After experimenting with stone prints, I tried something similar with a big piece of shell.
The surface was very uneven, and there was a big hole going right through. I wasn’t sure how well it would make contact with the surface of the paper, but decided to try it out.
I painted a water wash over a section of bristol, saturating it well, and then slathered the surface of one side of the shell with watercolor paint. I pressed the painted shell down on the wet paper and dropped some blue watercolor through the hole in the stone.
Because the paper was so wet, pigment was pulled away from the center of the image to create a halo affect around the resulting shape. Upon drying, the paper was quite rippled, so the scanner picked up several shadows that created a radiating pattern around the painting.

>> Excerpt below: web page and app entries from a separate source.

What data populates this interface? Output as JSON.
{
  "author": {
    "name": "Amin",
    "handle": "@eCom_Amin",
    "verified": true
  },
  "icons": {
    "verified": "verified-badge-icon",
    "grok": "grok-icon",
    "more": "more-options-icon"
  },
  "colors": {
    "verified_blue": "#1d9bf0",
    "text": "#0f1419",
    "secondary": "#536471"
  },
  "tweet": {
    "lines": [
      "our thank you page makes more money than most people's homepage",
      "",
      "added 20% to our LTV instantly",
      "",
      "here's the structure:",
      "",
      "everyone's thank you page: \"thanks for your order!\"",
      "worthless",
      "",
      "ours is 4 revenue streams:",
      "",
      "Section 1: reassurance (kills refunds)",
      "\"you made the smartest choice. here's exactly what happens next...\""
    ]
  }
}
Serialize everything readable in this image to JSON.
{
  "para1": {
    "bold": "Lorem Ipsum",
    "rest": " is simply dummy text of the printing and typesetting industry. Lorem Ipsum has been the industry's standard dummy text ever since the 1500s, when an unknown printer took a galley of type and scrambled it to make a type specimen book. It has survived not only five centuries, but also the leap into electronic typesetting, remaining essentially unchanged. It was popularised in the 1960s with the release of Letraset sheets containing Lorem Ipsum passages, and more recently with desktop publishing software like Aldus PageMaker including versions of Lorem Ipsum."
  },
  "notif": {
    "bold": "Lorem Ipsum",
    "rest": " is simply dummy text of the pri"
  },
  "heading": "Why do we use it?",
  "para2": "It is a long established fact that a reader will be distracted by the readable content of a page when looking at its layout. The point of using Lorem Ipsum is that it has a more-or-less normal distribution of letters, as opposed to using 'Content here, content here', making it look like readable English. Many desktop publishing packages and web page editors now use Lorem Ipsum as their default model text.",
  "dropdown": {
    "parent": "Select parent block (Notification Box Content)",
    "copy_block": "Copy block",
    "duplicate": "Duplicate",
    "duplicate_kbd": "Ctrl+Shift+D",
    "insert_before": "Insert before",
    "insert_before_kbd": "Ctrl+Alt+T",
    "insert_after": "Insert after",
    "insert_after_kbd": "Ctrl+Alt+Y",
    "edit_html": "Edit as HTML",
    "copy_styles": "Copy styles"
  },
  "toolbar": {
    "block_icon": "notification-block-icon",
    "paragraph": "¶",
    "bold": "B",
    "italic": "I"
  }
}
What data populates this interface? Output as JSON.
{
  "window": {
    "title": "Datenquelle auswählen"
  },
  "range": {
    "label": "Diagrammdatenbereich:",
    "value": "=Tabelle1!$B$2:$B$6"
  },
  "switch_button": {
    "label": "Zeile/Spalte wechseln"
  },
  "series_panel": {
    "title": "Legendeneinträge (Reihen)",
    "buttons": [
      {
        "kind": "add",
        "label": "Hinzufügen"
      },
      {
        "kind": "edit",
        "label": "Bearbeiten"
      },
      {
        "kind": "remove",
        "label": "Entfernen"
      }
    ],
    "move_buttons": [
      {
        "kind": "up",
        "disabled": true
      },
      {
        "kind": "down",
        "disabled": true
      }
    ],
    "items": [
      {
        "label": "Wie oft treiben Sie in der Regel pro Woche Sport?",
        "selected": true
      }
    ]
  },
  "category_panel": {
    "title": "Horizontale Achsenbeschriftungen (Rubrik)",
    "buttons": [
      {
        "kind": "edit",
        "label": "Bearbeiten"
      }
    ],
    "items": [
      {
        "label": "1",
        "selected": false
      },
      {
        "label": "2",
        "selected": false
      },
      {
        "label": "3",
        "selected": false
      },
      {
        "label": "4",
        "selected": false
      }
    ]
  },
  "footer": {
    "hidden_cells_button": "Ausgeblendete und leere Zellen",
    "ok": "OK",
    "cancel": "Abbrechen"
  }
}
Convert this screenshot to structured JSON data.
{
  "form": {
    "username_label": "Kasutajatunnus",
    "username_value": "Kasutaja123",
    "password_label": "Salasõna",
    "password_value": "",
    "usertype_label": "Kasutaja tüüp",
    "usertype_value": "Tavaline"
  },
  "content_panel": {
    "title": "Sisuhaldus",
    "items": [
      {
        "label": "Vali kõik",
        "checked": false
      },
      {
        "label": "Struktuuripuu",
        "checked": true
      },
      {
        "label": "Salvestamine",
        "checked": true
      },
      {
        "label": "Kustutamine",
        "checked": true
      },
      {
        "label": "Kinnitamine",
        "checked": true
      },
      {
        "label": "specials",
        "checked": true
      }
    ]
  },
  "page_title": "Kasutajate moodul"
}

I got some advice that if I wet the whole paper, and not just part of it, the paper won’t dry with such uneven warping. I’ll have to try that when I do the next round of prints, but before learning that helpful tidbit, I followed the same technique with the opposite side of the shell.

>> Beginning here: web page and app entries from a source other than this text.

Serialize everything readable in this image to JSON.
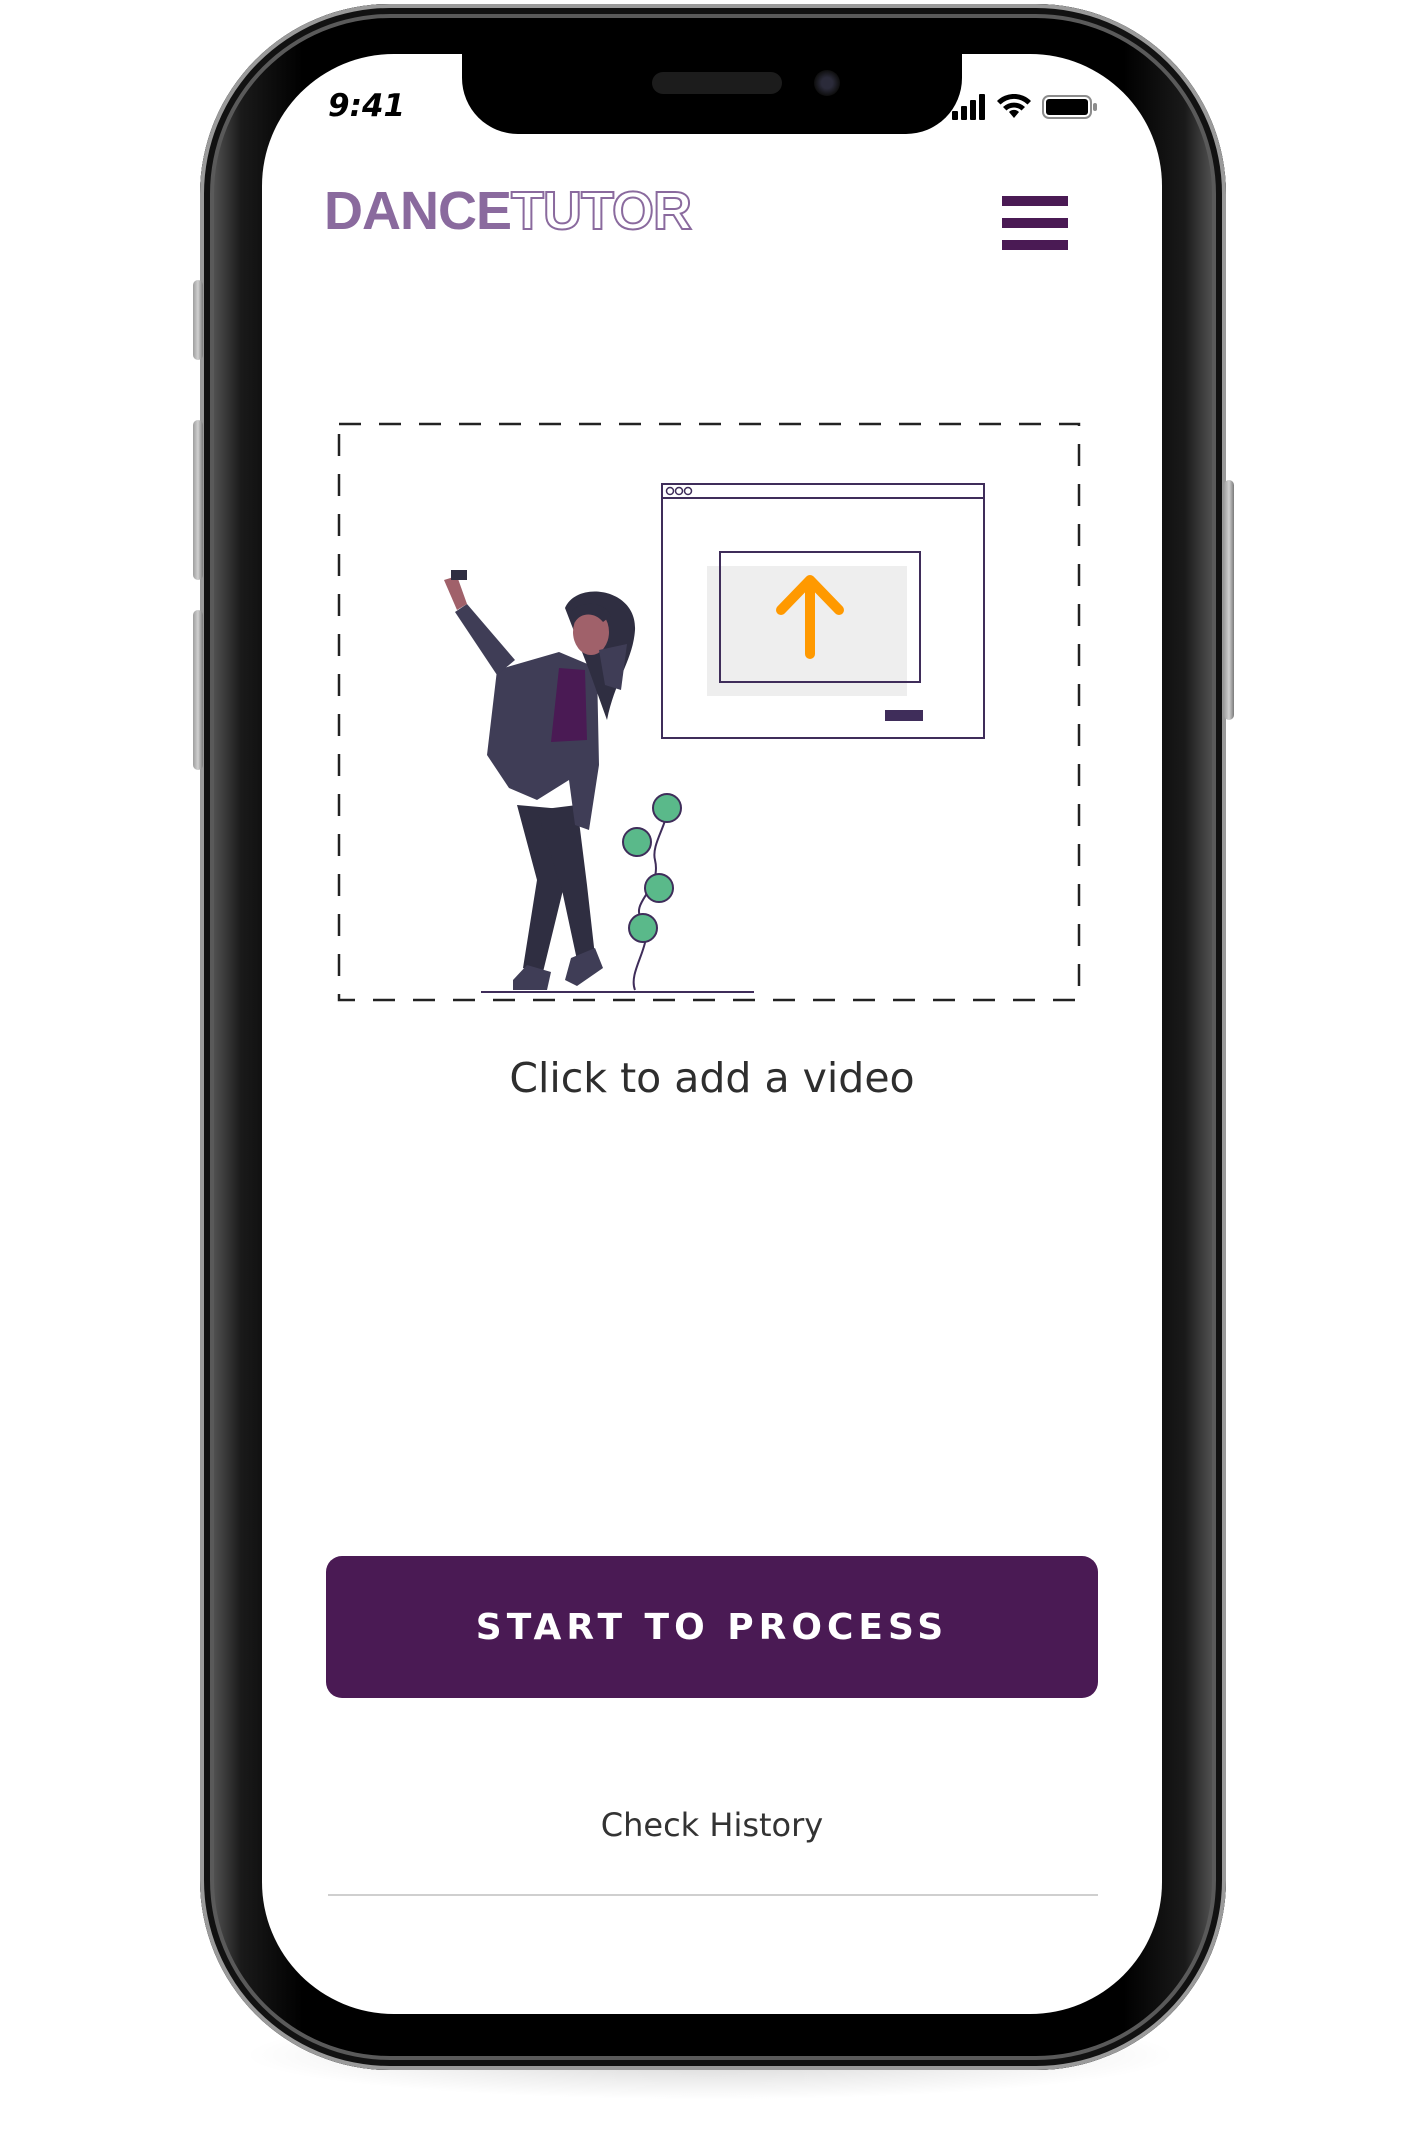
{
  "status_bar": {
    "time": "9:41"
  },
  "header": {
    "logo_part_1": "DANCE",
    "logo_part_2": "TUTOR",
    "menu_icon": "hamburger-menu-icon"
  },
  "upload": {
    "caption": "Click to add a video",
    "illustration": "person-uploading-illustration",
    "upload_icon": "up-arrow-icon"
  },
  "actions": {
    "primary_label": "START TO PROCESS",
    "secondary_label": "Check History"
  },
  "colors": {
    "brand": "#4a1a54",
    "logo": "#8a6a9e",
    "arrow": "#ff9900",
    "plant": "#5ab98a"
  }
}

I painted the shell mostly blue, with a little red mixed in on some areas. This was the concave side of the shell, so it didn’t make as much contact with the paper. I printed the shell twice to get a little more paint over the surface of the paper. The red paint that I dropped through the hole spread out smoothly and filled a lot of the empty space.
I enjoy this technique very much. I’m impressed with the colors in these two images. They are very rich, and I think it’s beautiful how the colors spread in organic, unexpected ways. I appreciate the randomness of the process. I can make certain choices, like whether to use a shell or a stone and what colors to apply, but ultimately the resulting print will be a total surprise–a result of the choices I’ve made interacting with the water and paper. It’s very satisfying work.

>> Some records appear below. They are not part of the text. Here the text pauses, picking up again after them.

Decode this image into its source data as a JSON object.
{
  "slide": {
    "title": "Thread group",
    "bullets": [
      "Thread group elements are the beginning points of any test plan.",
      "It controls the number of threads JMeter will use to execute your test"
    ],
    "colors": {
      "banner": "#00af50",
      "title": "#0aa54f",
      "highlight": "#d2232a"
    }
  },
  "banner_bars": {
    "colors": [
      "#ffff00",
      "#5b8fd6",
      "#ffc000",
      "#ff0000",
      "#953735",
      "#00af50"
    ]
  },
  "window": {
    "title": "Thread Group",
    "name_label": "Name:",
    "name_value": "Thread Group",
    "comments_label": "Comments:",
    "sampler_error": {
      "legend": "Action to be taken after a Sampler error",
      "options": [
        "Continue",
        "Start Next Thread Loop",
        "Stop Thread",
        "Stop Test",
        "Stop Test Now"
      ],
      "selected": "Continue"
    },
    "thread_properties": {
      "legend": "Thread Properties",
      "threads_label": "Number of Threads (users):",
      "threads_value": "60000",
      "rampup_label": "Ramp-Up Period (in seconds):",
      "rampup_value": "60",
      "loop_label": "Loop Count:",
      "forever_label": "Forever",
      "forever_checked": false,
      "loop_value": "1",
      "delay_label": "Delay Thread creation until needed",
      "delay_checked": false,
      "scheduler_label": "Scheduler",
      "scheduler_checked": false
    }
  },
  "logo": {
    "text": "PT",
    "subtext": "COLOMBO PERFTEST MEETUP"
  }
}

Stay tuned for my next post where I take the second shell print one step further using a copier and some doodles.